Hriday Thakur, aged 17 and a recent NCC cadet from Patna, lives in the squalid Shokeen Niwas boarding house, along with his best friend Pranjal and a cast of characters pumped full of mediocre expectations, masculine aggression and various types of angst – not least among them the incumbent demigod Jishnu Da, to whom everyone else defers. Everyone, that is, except their landlord, the notorious and vindictive Zorawar Singh Shokeen. The boys pass their time in the typical fashion of all impoverished students, scraping through exams, mastering the art of sexy cigarette-lighting, and occasionally discreetly watching as Shokeen uses their rooms as an assignation point with his current mistress, Madam Midha. Hriday, however, has aspirations – he wakes at 5a.m. every morning to work on drafts of short stories, mined from his own experiences.

But things are grittier here than at most hostels. For one, Shokeen is known to be murderous when desired. Even the students’ showy fights and curse slinging carry undercurrents of bigotry based on community, caste and economic background. This is a casually violent world in which shots are sounded to create a scene and knives are carried as a matter of routine. Women are seen only as sex objects, sisters or significant others. When Hriday is roped in to tutor Midha’s school-going daughter in her studies, he understands for the first time the complexity of the other gender, something for which he very nearly pays for with his life.

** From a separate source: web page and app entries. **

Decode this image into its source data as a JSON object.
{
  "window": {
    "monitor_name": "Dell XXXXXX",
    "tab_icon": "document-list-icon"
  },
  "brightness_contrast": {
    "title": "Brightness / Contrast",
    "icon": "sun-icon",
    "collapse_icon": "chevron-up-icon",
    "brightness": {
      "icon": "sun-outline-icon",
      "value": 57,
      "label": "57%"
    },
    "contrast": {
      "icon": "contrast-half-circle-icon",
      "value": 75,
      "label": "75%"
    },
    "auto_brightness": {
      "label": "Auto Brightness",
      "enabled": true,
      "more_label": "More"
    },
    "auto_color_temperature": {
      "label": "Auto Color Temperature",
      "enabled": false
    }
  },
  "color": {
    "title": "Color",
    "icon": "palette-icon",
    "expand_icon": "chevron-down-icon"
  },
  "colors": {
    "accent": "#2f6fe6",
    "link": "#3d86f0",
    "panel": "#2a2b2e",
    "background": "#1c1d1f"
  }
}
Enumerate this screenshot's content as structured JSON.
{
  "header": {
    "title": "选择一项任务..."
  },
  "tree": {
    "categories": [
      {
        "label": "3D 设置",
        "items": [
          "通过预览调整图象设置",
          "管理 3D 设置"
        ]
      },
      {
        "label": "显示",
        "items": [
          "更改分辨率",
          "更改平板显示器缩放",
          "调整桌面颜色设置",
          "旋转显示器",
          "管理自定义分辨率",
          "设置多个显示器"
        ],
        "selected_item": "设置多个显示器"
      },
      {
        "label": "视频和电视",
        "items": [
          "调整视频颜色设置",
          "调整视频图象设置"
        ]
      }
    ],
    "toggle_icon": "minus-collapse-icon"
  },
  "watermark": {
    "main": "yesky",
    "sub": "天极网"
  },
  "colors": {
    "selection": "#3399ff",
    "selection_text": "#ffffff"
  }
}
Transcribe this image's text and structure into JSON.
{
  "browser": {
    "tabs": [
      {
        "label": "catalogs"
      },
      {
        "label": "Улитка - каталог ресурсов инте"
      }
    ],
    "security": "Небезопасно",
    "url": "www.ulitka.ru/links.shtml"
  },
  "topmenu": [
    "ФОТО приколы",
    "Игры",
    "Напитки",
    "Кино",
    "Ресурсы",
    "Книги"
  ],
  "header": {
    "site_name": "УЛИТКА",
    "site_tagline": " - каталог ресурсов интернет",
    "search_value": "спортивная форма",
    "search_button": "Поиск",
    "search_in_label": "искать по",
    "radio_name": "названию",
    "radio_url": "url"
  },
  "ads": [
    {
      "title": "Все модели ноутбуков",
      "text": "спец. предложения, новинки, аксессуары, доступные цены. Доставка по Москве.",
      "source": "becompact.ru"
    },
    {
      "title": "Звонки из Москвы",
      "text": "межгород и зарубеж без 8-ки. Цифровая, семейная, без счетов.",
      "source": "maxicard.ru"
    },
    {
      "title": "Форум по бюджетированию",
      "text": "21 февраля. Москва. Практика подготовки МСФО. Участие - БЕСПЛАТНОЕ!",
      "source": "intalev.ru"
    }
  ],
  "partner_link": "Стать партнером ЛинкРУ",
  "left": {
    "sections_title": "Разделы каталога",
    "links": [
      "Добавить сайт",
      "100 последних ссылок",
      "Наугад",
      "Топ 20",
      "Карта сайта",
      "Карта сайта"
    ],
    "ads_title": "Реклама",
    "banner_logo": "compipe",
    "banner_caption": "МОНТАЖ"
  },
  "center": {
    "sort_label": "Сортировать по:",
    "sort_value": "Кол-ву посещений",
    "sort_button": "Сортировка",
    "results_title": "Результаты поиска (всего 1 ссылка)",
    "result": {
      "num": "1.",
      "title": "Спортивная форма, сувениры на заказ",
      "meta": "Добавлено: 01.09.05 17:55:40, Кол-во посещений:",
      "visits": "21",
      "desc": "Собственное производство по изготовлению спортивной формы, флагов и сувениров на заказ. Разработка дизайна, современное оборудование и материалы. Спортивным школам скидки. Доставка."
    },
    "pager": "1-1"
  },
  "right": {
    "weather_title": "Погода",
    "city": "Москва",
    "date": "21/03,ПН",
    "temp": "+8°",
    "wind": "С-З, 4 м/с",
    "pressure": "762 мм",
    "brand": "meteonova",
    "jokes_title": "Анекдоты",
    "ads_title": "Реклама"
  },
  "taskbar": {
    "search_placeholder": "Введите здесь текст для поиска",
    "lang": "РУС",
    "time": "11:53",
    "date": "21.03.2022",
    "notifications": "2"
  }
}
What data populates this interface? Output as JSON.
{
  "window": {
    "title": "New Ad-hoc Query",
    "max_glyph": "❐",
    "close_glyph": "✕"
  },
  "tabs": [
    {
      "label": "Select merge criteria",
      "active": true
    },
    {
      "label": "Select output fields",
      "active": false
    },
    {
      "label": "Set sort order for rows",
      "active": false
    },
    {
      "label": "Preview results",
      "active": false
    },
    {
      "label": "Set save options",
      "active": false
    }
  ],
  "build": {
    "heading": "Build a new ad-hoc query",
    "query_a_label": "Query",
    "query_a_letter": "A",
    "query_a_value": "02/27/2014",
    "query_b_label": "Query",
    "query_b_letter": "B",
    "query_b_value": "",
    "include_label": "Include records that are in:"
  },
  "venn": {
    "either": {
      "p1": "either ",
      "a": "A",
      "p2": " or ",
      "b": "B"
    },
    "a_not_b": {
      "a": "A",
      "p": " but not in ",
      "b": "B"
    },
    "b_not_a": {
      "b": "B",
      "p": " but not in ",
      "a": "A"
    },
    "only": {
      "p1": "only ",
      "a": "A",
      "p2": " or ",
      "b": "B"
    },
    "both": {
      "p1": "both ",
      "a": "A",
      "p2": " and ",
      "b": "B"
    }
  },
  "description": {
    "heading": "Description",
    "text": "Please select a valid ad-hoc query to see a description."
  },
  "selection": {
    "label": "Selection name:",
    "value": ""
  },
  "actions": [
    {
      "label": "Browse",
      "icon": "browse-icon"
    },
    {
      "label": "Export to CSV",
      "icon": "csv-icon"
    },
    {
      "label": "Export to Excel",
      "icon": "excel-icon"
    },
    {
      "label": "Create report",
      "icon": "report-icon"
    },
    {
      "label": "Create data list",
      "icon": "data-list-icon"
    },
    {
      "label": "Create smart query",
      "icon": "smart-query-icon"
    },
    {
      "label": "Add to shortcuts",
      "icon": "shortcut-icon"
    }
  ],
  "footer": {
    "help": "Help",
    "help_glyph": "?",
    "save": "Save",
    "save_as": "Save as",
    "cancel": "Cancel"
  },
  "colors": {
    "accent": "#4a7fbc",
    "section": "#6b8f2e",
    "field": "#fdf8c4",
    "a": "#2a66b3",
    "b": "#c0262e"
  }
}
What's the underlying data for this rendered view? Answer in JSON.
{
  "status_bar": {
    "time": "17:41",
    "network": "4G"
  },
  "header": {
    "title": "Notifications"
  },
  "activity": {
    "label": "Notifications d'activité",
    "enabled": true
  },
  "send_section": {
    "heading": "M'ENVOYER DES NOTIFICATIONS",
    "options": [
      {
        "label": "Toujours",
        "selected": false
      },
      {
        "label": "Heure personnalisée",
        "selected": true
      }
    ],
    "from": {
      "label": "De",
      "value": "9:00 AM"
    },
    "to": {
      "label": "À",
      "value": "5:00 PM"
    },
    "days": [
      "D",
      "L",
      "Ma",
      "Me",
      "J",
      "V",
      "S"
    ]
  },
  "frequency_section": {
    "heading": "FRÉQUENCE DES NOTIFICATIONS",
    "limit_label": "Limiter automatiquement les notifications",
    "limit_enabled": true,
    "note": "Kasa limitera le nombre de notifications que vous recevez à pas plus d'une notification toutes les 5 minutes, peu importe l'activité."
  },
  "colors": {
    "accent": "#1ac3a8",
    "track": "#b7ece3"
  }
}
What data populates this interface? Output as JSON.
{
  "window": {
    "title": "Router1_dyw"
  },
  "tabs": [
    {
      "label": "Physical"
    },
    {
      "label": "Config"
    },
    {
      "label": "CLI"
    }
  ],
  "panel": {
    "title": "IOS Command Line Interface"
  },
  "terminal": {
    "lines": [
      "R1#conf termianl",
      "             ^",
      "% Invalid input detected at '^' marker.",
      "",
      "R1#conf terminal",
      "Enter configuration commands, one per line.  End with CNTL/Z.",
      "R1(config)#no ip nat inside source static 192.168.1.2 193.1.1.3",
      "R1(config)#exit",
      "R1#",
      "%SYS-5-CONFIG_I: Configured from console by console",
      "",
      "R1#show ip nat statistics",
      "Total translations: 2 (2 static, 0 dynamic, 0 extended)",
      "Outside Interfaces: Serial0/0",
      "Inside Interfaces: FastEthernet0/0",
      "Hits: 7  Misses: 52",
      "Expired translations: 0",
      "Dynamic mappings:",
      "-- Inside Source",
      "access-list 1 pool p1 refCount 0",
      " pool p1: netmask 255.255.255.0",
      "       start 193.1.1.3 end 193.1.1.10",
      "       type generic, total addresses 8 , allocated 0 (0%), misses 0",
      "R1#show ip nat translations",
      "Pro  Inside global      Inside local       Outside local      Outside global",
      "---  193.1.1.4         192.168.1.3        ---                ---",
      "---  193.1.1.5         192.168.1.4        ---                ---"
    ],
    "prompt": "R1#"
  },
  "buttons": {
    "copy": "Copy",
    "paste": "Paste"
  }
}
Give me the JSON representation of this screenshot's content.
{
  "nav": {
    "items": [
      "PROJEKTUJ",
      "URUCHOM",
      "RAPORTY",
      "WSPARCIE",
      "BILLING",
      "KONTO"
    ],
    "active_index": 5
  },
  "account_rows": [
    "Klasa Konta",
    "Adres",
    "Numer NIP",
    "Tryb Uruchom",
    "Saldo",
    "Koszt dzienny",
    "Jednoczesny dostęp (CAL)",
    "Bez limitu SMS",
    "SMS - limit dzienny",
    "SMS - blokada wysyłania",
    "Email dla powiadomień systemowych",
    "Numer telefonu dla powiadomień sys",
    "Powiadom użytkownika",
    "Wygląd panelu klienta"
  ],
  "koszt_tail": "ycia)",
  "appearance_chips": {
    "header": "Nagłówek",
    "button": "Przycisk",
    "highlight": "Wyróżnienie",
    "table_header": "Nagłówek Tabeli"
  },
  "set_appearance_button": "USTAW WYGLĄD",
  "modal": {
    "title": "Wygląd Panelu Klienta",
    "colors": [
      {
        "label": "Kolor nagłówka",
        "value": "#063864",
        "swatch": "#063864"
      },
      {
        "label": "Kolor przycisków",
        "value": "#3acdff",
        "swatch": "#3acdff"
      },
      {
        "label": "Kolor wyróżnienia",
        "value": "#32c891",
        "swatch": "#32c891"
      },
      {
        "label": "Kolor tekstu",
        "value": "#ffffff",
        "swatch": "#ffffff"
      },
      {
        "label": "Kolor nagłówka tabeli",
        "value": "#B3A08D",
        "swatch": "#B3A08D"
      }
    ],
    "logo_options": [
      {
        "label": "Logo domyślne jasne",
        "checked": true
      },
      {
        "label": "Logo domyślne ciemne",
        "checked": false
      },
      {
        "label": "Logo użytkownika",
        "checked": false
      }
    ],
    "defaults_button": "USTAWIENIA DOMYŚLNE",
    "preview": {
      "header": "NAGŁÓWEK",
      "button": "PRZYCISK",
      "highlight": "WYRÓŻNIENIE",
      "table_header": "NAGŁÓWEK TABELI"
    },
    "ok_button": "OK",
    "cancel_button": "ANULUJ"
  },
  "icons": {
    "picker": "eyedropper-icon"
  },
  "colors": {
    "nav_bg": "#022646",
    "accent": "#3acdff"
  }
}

As far as coming-of-age novels go, this one stands out because of its significant lack of sentimentality, which in some ways is a rather refreshing perspective. In fact, the only points at which Chowdhury falters in this otherwise thoroughly engaging telling are when things take a turn in this precise direction. When Hriday describes his first love Anjali, a senior enamoured of the literary life who undergoes a complete physical and attitudinal makeover in order to fit in with Delhi’s writing circles, that’s exactly what it is – just a description, dull, tinged with some amount of cynicism and with very little nostalgia. And though, like any student living away from a happy home, he suffers from pangs of longing for his parents, there is something unconvincing about this too – some leap of evolution between being the son of a Billie Holiday-loving professor and becoming a Shokeen Niwas resident that doesn’t quite ring consistent.

That Hriday is a writer, ostensibly of some repute later in life, isn’t very interesting. It lends an air of pompousity to the narrative, and detracts from the daily drudgery and conjunctures of his life as a student. Day Scholar fares best, unlike the wards of Shokeen Niwas, when it doesn’t take itself so seriously. When Hriday loosens up on the whole writer-as-observer thing and actually participates in what is, by any standards, an eventful college life, the novel sparkles. In this aspect, Chowdhury is absolutely like his protagonist – it is very much in the everyday harshness of life in Shokeen Niwas, the ordinary heroism with which Hriday decides to rescue his pupil and her mother from a sordid fate and the dirty humour and myriad commonplace shenanigans of his cohorts that the stuff and substance of a great story are to be found. The rest, sadly, is overkill.

An edited version appeared in today’s The New Sunday Express.